You’re excited to begin college life—especially the new classes and the independence that comes with it. Still, establishing your place in any new environment can be intimidating. Knowing what you and your college can do to help you feel like a part of the campus community can make this transition much easier.

“We definitely expect students to engage—both inside and outside of the classroom—with the campus community,” said Dr. Levester “LJ“ Johnson, vice president for student affairs at Illinois State University in Normal, Illinois. “We have a very rich tradition of student involvement and student groups, organizations, employment on campus, and giving back to our campus community.”

Where Everybody Knows Your Name

First, to feel like part of a community, you want to attend a school where you don’t feel you’re just another number, whether the school you choose has 2,000 students or 20,000 students. “Even with 20,000 students, our faculty, staff and fellow students are committed to supporting each other, making sure they're uplifting each other and making sure they don't fall through the cracks and are successful during their time here,” said Johnson.  “We are going to know your name and what you're involved in.”

This starts as soon as you come on campus, with events such as the Freshman Induction Ceremony—a networking opportunity for students and faculty—and resources such as Resident Assistants and Community Assistants helping students to interact with others in their living area.

Finding Your Niche

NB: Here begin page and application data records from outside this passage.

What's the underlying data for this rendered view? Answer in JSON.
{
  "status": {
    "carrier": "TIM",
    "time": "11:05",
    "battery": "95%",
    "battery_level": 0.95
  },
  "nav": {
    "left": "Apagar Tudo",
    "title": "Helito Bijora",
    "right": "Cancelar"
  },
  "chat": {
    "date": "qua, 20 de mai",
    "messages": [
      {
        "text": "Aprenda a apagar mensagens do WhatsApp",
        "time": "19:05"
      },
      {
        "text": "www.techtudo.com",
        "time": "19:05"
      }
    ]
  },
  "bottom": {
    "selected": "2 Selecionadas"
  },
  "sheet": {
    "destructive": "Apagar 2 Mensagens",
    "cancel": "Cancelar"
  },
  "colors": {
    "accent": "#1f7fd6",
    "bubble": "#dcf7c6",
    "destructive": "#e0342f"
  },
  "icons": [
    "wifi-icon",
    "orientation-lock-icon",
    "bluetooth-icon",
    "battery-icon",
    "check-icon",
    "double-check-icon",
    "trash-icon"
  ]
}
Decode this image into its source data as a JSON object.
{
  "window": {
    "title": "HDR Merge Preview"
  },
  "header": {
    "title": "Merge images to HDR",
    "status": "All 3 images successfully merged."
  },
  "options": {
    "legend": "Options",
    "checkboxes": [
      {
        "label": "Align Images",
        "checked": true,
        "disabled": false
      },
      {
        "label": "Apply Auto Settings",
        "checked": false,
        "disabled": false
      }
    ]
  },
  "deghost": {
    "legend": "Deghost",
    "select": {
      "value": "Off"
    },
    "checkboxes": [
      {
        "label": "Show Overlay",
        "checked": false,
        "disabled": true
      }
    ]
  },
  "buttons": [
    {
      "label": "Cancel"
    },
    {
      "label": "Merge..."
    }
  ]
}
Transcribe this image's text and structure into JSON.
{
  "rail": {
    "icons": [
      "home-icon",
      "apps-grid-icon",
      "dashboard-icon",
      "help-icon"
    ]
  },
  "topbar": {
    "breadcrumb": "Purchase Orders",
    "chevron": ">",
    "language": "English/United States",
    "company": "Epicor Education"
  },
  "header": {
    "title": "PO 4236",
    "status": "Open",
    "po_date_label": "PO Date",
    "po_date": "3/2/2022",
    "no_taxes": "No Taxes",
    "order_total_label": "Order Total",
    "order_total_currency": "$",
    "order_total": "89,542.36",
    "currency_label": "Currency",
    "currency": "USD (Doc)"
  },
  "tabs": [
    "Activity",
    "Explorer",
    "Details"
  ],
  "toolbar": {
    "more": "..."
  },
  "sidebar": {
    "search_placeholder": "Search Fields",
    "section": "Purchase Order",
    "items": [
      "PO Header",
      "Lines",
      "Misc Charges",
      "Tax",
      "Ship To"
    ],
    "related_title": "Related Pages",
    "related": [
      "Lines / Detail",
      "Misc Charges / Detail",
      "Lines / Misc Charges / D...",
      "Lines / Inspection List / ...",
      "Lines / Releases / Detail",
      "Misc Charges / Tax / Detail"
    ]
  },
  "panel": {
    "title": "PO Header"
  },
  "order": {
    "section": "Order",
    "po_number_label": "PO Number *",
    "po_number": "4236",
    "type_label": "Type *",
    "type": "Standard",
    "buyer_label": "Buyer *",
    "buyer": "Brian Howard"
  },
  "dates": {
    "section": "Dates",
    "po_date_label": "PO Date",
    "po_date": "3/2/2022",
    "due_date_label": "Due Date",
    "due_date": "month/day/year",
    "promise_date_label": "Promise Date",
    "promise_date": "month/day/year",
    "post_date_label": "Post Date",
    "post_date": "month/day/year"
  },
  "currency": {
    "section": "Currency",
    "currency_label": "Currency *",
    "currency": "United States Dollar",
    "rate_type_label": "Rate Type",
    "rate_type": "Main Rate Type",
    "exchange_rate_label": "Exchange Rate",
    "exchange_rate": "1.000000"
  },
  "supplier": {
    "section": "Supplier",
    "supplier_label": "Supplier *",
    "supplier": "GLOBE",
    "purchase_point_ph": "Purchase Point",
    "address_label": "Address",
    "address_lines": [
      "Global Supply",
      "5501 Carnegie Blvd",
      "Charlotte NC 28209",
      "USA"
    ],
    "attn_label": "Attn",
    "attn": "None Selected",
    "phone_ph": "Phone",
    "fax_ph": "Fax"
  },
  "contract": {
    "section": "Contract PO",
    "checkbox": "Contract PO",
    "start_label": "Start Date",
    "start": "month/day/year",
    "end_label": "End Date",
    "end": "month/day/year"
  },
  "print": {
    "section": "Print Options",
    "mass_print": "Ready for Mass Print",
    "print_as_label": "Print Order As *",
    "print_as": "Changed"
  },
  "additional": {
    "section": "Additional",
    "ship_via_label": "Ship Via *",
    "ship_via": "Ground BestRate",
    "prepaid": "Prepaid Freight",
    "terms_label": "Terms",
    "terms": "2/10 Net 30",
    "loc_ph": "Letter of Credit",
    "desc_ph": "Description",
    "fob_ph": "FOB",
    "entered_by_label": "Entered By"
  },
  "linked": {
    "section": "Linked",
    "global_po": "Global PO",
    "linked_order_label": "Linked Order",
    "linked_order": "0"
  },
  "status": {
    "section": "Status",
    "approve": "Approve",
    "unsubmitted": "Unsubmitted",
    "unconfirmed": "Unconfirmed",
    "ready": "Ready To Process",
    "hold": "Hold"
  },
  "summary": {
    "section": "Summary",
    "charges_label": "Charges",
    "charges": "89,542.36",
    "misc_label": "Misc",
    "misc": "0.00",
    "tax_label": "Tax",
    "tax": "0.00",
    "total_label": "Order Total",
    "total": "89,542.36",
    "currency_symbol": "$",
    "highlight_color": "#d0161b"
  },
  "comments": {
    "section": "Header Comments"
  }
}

Next, Johnson said it’s important for incoming freshmen to find their niche on campus. That means getting out of the dorm and exploring what the campus has to offer. Are you into financial planning, politics or journalism? Want to chill out with others who love music, Doctor Who or Pokémon as much as you do? Enjoy a good game of Quidditch? Every college campus has clubs, organizations and activities where you can meet other students and become part of a community.

For example, Illinois State University offers something for everyone. According to Johnson, the campus has over 400 different groups and organizations for involvement from student government to sororities and fraternities. “Greek organizations claim fourteen percent of our student population,” said Johnson. “Those are great leadership and service types of opportunities for our students.”

Feeling Appreciated and Accepted

No matter what organizations you join during your time in college, feeling like part of the community isn’t complete without feeling cared about and accepted, especially when you may be struggling or a bit homesick. It’s important to know if your college of choice has resources in place to help you when you need it. “If a student's having some challenges and some issues and it's affecting their ability to perform to their potential in the classroom, we have staff to work with these students to make sure they get the support that they need.”

Johnson also states 25 percent of the student population is made up of under-represented backgrounds. “Illinois State University affirms and encourages community with respect for differences from a diverse campus,” he said. Saying hello to your fellow students and faculty, joining organizations and clubs and feeling like your college cares about you is a great recipe for academic success.

Renowned for both its high graduation rate and its affordability, Illinois State University features a robust campus of 20,000 students while maintaining academic quality and small class sizes. For more information, visit, or call (800) 366-2478.